Google revealed on Monday that 11 of its self-driving cars have been involved in minor traffic accidents since it began trialling the technology six years ago.
Four of the 48 self-driving cars on the roads of California, operating under licences issued since September 2014, were involved in collisions in the last eight months, as shown by figures from the state's Department of Motor Vehicles.
Of those cars, three belonged to Google while the fourth was operated by Delphi. According to both companies their vehicles were not at fault. Under Californian law such details remain confidential.
Google said its driverless cars had never been the cause of an accident and that it has avoided many major accidents over 1.7 million miles (2.8 million km) travelled, including nearly one million in self-driving mode.
The company revealed the number after Associated Press initially reported the figures. Google’s director of self-driving cars Chris Urmson wrote in a blog post that all 11 accidents were minor, with “light damage, no injuries”.
“Not once was the self-driving car the cause of the accident,” Urmson wrote.
However, critics warned that transparency is needed to assure the public that the nascent fleets of self-driving cars are safe.
The national rate for reported “property damage-only crashes” is about 0.3 for every 100,000 miles (160,000km) driven, according to the National Highway Traffic Survey.
Apparently Google’s numbers would fall under that benchmark – even though 11 accidents over 1.7 million miles would be 0.6 for each 100,000 miles – because as many as five million accidents go unreported each year, the company said.

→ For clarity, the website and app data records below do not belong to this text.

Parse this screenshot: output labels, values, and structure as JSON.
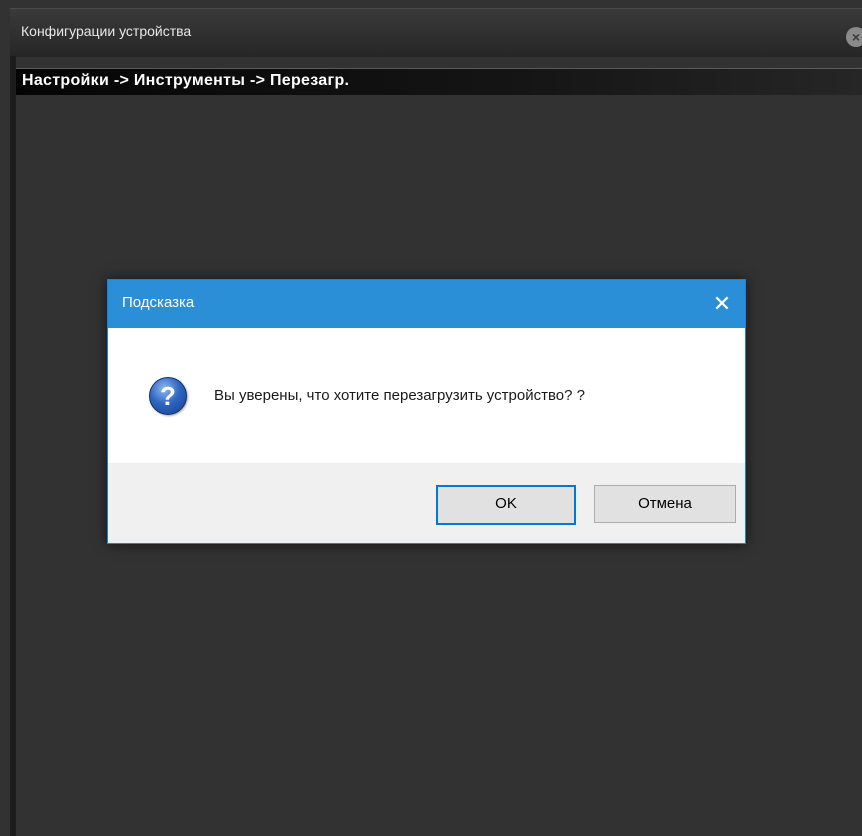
{
  "window": {
    "title": "Конфигурации устройства",
    "close_glyph": "×"
  },
  "breadcrumb": {
    "text": "Настройки -> Инструменты -> Перезагр."
  },
  "dialog": {
    "title": "Подсказка",
    "close_glyph": "✕",
    "icon": "question-icon",
    "icon_glyph": "?",
    "message": "Вы уверены, что хотите перезагрузить устройство? ?",
    "ok_label": "OK",
    "cancel_label": "Отмена"
  },
  "colors": {
    "dialog_titlebar": "#2b8fd8",
    "window_background": "#323232",
    "default_button_border": "#0078d7"
  }
}
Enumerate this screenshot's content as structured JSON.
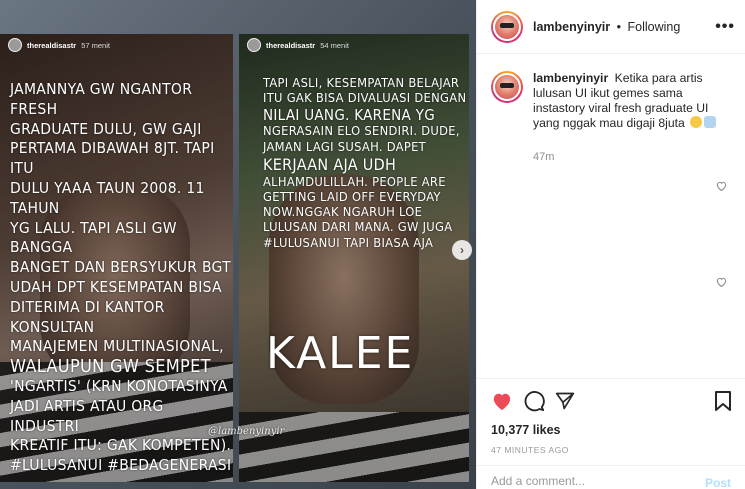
{
  "stories": {
    "left": {
      "username": "therealdisastr",
      "time": "57 menit",
      "lines": [
        "JAMANNYA GW NGANTOR FRESH",
        "GRADUATE DULU, GW GAJI",
        "PERTAMA DIBAWAH 8JT. TAPI ITU",
        "DULU YAAA TAUN 2008. 11 TAHUN",
        "YG LALU. TAPI ASLI GW BANGGA",
        "BANGET DAN BERSYUKUR BGT",
        "UDAH DPT KESEMPATAN BISA",
        "DITERIMA DI KANTOR KONSULTAN",
        "MANAJEMEN MULTINASIONAL,",
        "WALAUPUN GW SEMPET",
        "'NGARTIS' (KRN KONOTASINYA",
        "JADI ARTIS ATAU ORG INDUSTRI",
        "KREATIF ITU: GAK KOMPETEN).",
        "#LULUSANUI #BEDAGENERASI"
      ]
    },
    "right": {
      "username": "therealdisastr",
      "time": "54 menit",
      "lines": [
        "TAPI ASLI, KESEMPATAN BELAJAR",
        "ITU GAK BISA DIVALUASI DENGAN",
        "NILAI UANG. KARENA YG",
        "NGERASAIN ELO SENDIRI. DUDE,",
        "JAMAN LAGI SUSAH. DAPET",
        "KERJAAN AJA UDH",
        "ALHAMDULILLAH. PEOPLE ARE",
        "GETTING LAID OFF EVERYDAY",
        "NOW.NGGAK NGARUH LOE",
        "LULUSAN DARI MANA. GW JUGA",
        "#LULUSANUI TAPI BIASA AJA"
      ],
      "big_word": "KALEE"
    },
    "watermark": "@lambenyinyir"
  },
  "header": {
    "username": "lambenyinyir",
    "separator": "•",
    "follow_status": "Following",
    "more_label": "•••"
  },
  "caption": {
    "username": "lambenyinyir",
    "text": "Ketika para artis lulusan UI ikut gemes sama instastory viral fresh graduate UI yang nggak mau digaji 8juta",
    "time": "47m"
  },
  "actions": {
    "likes": "10,377 likes",
    "time_ago": "47 MINUTES AGO"
  },
  "add_comment": {
    "placeholder": "Add a comment...",
    "post_label": "Post"
  },
  "colors": {
    "link_disabled": "#b2dffc",
    "text": "#262626",
    "muted": "#8e8e8e",
    "heart": "#ed4956"
  }
}
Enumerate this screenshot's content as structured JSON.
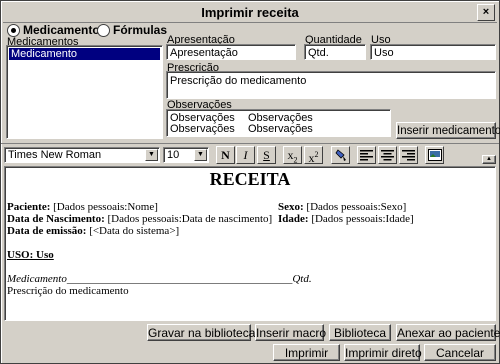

“Even when our software and sensors can detect a sticky situation and take action earlier and faster than an alert human driver,” Urmson wrote, "sometimes we won’t be able to overcome the realities of speed and distance. Sometimes we’ll get hit just waiting for a light to change.”